Data provided START

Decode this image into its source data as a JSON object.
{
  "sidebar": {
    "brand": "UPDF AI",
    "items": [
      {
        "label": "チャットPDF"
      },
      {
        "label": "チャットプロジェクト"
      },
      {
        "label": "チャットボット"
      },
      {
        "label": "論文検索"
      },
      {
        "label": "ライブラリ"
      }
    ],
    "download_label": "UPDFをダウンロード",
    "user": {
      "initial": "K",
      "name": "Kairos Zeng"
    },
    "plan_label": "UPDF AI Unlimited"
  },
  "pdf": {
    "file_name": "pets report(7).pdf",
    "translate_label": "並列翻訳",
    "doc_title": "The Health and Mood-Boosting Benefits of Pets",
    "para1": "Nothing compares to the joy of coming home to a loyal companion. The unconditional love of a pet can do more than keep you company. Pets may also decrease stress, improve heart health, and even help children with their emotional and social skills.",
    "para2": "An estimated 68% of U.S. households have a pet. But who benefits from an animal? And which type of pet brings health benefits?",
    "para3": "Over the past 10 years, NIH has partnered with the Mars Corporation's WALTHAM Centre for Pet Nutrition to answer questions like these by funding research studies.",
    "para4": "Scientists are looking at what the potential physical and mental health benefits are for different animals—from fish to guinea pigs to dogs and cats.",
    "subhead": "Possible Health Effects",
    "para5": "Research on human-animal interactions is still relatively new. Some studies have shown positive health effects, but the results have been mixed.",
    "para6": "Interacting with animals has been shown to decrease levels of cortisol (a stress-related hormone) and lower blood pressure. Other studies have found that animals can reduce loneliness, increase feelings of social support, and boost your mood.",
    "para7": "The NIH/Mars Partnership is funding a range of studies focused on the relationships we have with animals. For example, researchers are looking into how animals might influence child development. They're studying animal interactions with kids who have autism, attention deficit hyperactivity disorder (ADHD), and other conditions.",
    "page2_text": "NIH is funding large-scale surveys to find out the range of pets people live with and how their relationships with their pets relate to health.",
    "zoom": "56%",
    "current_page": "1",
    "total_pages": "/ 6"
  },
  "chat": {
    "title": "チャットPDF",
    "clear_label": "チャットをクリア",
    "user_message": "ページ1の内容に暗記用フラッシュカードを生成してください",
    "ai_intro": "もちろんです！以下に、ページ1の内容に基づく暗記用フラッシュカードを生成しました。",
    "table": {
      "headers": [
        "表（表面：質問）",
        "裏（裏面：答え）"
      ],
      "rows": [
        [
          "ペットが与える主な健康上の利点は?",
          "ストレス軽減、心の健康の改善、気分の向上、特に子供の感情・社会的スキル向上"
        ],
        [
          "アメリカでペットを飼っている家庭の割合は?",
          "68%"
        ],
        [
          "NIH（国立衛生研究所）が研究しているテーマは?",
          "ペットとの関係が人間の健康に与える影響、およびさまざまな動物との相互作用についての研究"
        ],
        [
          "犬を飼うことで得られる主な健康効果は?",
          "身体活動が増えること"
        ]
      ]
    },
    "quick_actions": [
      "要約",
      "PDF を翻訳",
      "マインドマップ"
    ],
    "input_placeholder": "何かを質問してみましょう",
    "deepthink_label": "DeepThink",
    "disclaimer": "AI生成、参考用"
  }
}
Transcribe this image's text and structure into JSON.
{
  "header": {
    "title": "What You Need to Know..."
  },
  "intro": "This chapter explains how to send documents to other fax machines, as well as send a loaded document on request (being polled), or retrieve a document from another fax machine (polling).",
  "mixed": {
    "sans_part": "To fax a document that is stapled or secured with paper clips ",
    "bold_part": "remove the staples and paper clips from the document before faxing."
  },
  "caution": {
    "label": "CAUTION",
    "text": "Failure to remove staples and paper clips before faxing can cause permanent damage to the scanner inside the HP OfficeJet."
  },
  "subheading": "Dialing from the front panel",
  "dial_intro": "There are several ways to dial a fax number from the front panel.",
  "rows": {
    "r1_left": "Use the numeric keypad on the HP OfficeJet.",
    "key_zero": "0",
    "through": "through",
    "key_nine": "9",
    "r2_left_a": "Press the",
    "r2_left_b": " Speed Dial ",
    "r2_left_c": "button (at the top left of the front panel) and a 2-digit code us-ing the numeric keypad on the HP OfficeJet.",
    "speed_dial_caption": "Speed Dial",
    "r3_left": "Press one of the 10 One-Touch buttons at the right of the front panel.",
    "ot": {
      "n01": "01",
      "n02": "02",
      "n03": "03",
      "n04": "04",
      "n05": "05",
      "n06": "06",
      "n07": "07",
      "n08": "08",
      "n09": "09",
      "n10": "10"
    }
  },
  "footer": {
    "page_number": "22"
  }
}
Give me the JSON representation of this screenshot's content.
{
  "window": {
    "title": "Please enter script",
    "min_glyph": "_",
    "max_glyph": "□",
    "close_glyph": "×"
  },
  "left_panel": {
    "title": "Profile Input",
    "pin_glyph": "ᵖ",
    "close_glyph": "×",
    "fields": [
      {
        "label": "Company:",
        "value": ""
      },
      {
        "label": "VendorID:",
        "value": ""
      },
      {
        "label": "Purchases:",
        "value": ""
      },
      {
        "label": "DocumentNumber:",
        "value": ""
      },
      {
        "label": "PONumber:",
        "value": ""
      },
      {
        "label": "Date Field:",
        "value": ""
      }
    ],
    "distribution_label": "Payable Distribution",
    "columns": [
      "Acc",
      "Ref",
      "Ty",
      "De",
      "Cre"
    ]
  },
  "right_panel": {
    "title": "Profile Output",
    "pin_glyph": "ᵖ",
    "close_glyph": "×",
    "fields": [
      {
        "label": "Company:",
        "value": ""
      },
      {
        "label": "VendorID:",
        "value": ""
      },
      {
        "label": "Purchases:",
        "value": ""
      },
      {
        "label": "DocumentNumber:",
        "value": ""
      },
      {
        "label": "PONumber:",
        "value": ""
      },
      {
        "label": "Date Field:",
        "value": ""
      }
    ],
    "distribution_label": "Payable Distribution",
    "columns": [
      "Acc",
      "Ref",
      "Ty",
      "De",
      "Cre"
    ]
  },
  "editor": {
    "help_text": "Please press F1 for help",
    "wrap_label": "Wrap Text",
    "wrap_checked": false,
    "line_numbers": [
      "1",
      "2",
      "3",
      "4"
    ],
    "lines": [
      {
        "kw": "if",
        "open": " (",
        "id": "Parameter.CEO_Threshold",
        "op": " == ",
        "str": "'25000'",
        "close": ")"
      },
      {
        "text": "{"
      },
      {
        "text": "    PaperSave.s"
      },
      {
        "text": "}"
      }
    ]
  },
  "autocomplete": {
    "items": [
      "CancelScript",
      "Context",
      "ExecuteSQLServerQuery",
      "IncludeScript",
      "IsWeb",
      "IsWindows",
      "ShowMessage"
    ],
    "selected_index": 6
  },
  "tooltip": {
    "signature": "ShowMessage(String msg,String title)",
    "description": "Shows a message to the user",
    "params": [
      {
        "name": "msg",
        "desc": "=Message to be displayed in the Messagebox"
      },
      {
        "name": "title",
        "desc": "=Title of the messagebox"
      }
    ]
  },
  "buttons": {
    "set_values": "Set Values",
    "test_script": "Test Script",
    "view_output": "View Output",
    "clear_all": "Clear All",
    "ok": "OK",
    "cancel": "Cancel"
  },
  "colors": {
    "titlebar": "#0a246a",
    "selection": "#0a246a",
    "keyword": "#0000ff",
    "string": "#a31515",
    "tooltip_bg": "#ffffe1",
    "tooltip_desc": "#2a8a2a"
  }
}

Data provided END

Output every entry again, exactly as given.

Decode this image into its source data as a JSON object.
{
  "sidebar": {
    "brand": "UPDF AI",
    "items": [
      {
        "label": "チャットPDF"
      },
      {
        "label": "チャットプロジェクト"
      },
      {
        "label": "チャットボット"
      },
      {
        "label": "論文検索"
      },
      {
        "label": "ライブラリ"
      }
    ],
    "download_label": "UPDFをダウンロード",
    "user": {
      "initial": "K",
      "name": "Kairos Zeng"
    },
    "plan_label": "UPDF AI Unlimited"
  },
  "pdf": {
    "file_name": "pets report(7).pdf",
    "translate_label": "並列翻訳",
    "doc_title": "The Health and Mood-Boosting Benefits of Pets",
    "para1": "Nothing compares to the joy of coming home to a loyal companion. The unconditional love of a pet can do more than keep you company. Pets may also decrease stress, improve heart health, and even help children with their emotional and social skills.",
    "para2": "An estimated 68% of U.S. households have a pet. But who benefits from an animal? And which type of pet brings health benefits?",
    "para3": "Over the past 10 years, NIH has partnered with the Mars Corporation's WALTHAM Centre for Pet Nutrition to answer questions like these by funding research studies.",
    "para4": "Scientists are looking at what the potential physical and mental health benefits are for different animals—from fish to guinea pigs to dogs and cats.",
    "subhead": "Possible Health Effects",
    "para5": "Research on human-animal interactions is still relatively new. Some studies have shown positive health effects, but the results have been mixed.",
    "para6": "Interacting with animals has been shown to decrease levels of cortisol (a stress-related hormone) and lower blood pressure. Other studies have found that animals can reduce loneliness, increase feelings of social support, and boost your mood.",
    "para7": "The NIH/Mars Partnership is funding a range of studies focused on the relationships we have with animals. For example, researchers are looking into how animals might influence child development. They're studying animal interactions with kids who have autism, attention deficit hyperactivity disorder (ADHD), and other conditions.",
    "page2_text": "NIH is funding large-scale surveys to find out the range of pets people live with and how their relationships with their pets relate to health.",
    "zoom": "56%",
    "current_page": "1",
    "total_pages": "/ 6"
  },
  "chat": {
    "title": "チャットPDF",
    "clear_label": "チャットをクリア",
    "user_message": "ページ1の内容に暗記用フラッシュカードを生成してください",
    "ai_intro": "もちろんです！以下に、ページ1の内容に基づく暗記用フラッシュカードを生成しました。",
    "table": {
      "headers": [
        "表（表面：質問）",
        "裏（裏面：答え）"
      ],
      "rows": [
        [
          "ペットが与える主な健康上の利点は?",
          "ストレス軽減、心の健康の改善、気分の向上、特に子供の感情・社会的スキル向上"
        ],
        [
          "アメリカでペットを飼っている家庭の割合は?",
          "68%"
        ],
        [
          "NIH（国立衛生研究所）が研究しているテーマは?",
          "ペットとの関係が人間の健康に与える影響、およびさまざまな動物との相互作用についての研究"
        ],
        [
          "犬を飼うことで得られる主な健康効果は?",
          "身体活動が増えること"
        ]
      ]
    },
    "quick_actions": [
      "要約",
      "PDF を翻訳",
      "マインドマップ"
    ],
    "input_placeholder": "何かを質問してみましょう",
    "deepthink_label": "DeepThink",
    "disclaimer": "AI生成、参考用"
  }
}
Transcribe this image's text and structure into JSON.
{
  "header": {
    "title": "What You Need to Know..."
  },
  "intro": "This chapter explains how to send documents to other fax machines, as well as send a loaded document on request (being polled), or retrieve a document from another fax machine (polling).",
  "mixed": {
    "sans_part": "To fax a document that is stapled or secured with paper clips ",
    "bold_part": "remove the staples and paper clips from the document before faxing."
  },
  "caution": {
    "label": "CAUTION",
    "text": "Failure to remove staples and paper clips before faxing can cause permanent damage to the scanner inside the HP OfficeJet."
  },
  "subheading": "Dialing from the front panel",
  "dial_intro": "There are several ways to dial a fax number from the front panel.",
  "rows": {
    "r1_left": "Use the numeric keypad on the HP OfficeJet.",
    "key_zero": "0",
    "through": "through",
    "key_nine": "9",
    "r2_left_a": "Press the",
    "r2_left_b": " Speed Dial ",
    "r2_left_c": "button (at the top left of the front panel) and a 2-digit code us-ing the numeric keypad on the HP OfficeJet.",
    "speed_dial_caption": "Speed Dial",
    "r3_left": "Press one of the 10 One-Touch buttons at the right of the front panel.",
    "ot": {
      "n01": "01",
      "n02": "02",
      "n03": "03",
      "n04": "04",
      "n05": "05",
      "n06": "06",
      "n07": "07",
      "n08": "08",
      "n09": "09",
      "n10": "10"
    }
  },
  "footer": {
    "page_number": "22"
  }
}
Give me the JSON representation of this screenshot's content.
{
  "window": {
    "title": "Please enter script",
    "min_glyph": "_",
    "max_glyph": "□",
    "close_glyph": "×"
  },
  "left_panel": {
    "title": "Profile Input",
    "pin_glyph": "ᵖ",
    "close_glyph": "×",
    "fields": [
      {
        "label": "Company:",
        "value": ""
      },
      {
        "label": "VendorID:",
        "value": ""
      },
      {
        "label": "Purchases:",
        "value": ""
      },
      {
        "label": "DocumentNumber:",
        "value": ""
      },
      {
        "label": "PONumber:",
        "value": ""
      },
      {
        "label": "Date Field:",
        "value": ""
      }
    ],
    "distribution_label": "Payable Distribution",
    "columns": [
      "Acc",
      "Ref",
      "Ty",
      "De",
      "Cre"
    ]
  },
  "right_panel": {
    "title": "Profile Output",
    "pin_glyph": "ᵖ",
    "close_glyph": "×",
    "fields": [
      {
        "label": "Company:",
        "value": ""
      },
      {
        "label": "VendorID:",
        "value": ""
      },
      {
        "label": "Purchases:",
        "value": ""
      },
      {
        "label": "DocumentNumber:",
        "value": ""
      },
      {
        "label": "PONumber:",
        "value": ""
      },
      {
        "label": "Date Field:",
        "value": ""
      }
    ],
    "distribution_label": "Payable Distribution",
    "columns": [
      "Acc",
      "Ref",
      "Ty",
      "De",
      "Cre"
    ]
  },
  "editor": {
    "help_text": "Please press F1 for help",
    "wrap_label": "Wrap Text",
    "wrap_checked": false,
    "line_numbers": [
      "1",
      "2",
      "3",
      "4"
    ],
    "lines": [
      {
        "kw": "if",
        "open": " (",
        "id": "Parameter.CEO_Threshold",
        "op": " == ",
        "str": "'25000'",
        "close": ")"
      },
      {
        "text": "{"
      },
      {
        "text": "    PaperSave.s"
      },
      {
        "text": "}"
      }
    ]
  },
  "autocomplete": {
    "items": [
      "CancelScript",
      "Context",
      "ExecuteSQLServerQuery",
      "IncludeScript",
      "IsWeb",
      "IsWindows",
      "ShowMessage"
    ],
    "selected_index": 6
  },
  "tooltip": {
    "signature": "ShowMessage(String msg,String title)",
    "description": "Shows a message to the user",
    "params": [
      {
        "name": "msg",
        "desc": "=Message to be displayed in the Messagebox"
      },
      {
        "name": "title",
        "desc": "=Title of the messagebox"
      }
    ]
  },
  "buttons": {
    "set_values": "Set Values",
    "test_script": "Test Script",
    "view_output": "View Output",
    "clear_all": "Clear All",
    "ok": "OK",
    "cancel": "Cancel"
  },
  "colors": {
    "titlebar": "#0a246a",
    "selection": "#0a246a",
    "keyword": "#0000ff",
    "string": "#a31515",
    "tooltip_bg": "#ffffe1",
    "tooltip_desc": "#2a8a2a"
  }
}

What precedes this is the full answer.